## What you need to do
Within the listing below, locate all lines containing the word "watermark". Copy each one.

:::

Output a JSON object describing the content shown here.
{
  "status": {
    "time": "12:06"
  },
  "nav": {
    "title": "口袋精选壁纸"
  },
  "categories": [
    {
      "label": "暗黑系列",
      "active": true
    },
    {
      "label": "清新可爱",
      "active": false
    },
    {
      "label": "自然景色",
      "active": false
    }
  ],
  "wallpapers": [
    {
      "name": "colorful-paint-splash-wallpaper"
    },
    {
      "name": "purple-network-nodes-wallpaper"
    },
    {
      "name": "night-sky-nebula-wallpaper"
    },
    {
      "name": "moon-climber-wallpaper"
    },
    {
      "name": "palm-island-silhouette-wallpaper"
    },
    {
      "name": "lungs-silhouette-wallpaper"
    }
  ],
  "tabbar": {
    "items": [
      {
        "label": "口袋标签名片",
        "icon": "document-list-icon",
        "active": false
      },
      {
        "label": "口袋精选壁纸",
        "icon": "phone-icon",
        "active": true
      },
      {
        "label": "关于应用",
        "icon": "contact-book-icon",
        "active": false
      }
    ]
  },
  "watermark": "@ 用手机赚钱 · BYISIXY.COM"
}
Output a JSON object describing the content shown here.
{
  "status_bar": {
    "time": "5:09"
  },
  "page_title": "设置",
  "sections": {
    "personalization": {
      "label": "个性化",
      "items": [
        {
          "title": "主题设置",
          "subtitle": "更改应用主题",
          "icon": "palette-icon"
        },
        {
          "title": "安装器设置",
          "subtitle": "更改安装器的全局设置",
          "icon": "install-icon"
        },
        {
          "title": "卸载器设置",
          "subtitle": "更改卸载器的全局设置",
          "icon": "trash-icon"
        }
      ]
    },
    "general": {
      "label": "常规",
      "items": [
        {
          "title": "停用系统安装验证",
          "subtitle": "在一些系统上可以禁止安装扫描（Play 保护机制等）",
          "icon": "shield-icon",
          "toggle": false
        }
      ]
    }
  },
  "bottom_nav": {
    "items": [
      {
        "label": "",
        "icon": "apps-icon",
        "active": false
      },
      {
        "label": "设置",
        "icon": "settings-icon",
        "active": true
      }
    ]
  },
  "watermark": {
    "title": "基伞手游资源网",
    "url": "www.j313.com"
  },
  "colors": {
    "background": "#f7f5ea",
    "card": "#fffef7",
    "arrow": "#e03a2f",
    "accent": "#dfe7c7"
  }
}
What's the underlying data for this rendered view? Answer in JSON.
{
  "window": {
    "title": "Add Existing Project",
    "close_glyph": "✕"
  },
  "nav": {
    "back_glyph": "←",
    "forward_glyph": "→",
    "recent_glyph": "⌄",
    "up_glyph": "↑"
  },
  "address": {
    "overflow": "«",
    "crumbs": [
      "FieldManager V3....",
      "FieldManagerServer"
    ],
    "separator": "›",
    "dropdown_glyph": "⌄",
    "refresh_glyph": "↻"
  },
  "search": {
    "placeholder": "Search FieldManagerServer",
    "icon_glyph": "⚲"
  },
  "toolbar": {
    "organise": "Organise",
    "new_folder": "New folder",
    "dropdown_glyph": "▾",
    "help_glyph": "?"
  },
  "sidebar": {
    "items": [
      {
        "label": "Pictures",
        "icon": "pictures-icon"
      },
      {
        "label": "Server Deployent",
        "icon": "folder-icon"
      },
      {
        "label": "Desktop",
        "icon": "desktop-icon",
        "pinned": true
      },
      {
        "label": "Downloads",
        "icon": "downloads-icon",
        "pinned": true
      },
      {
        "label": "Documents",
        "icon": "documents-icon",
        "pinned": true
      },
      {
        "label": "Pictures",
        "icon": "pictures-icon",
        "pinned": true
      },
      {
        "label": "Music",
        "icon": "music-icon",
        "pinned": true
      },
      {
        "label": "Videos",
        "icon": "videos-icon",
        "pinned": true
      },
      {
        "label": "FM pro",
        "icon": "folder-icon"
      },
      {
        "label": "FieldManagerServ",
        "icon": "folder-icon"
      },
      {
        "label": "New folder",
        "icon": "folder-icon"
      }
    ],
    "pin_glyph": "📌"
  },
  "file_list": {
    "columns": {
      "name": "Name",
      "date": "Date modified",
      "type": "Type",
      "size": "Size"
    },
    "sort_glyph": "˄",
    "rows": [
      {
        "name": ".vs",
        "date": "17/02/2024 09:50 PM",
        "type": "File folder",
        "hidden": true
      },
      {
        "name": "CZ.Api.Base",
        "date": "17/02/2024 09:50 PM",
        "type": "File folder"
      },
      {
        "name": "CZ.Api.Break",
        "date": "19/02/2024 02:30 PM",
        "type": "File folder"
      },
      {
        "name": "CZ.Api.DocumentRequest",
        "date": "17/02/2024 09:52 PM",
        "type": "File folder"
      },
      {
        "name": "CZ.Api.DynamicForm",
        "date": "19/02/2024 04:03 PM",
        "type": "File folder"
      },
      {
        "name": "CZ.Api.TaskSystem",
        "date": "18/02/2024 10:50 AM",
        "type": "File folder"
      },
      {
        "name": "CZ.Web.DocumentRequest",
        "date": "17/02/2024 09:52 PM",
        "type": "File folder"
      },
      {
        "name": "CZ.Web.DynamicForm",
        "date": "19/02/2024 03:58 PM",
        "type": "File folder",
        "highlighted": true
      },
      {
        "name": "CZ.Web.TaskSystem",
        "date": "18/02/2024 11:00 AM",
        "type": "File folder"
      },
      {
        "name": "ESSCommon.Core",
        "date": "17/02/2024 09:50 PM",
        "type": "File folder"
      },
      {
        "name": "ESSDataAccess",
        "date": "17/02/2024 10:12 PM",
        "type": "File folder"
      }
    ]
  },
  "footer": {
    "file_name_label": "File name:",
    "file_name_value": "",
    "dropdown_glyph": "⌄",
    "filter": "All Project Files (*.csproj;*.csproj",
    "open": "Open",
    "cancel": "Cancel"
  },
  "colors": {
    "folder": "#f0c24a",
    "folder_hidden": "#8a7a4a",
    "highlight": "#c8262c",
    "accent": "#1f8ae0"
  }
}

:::

## Exercise response
  "watermark": "@ 用手机赚钱 · BYISIXY.COM"
  "watermark": {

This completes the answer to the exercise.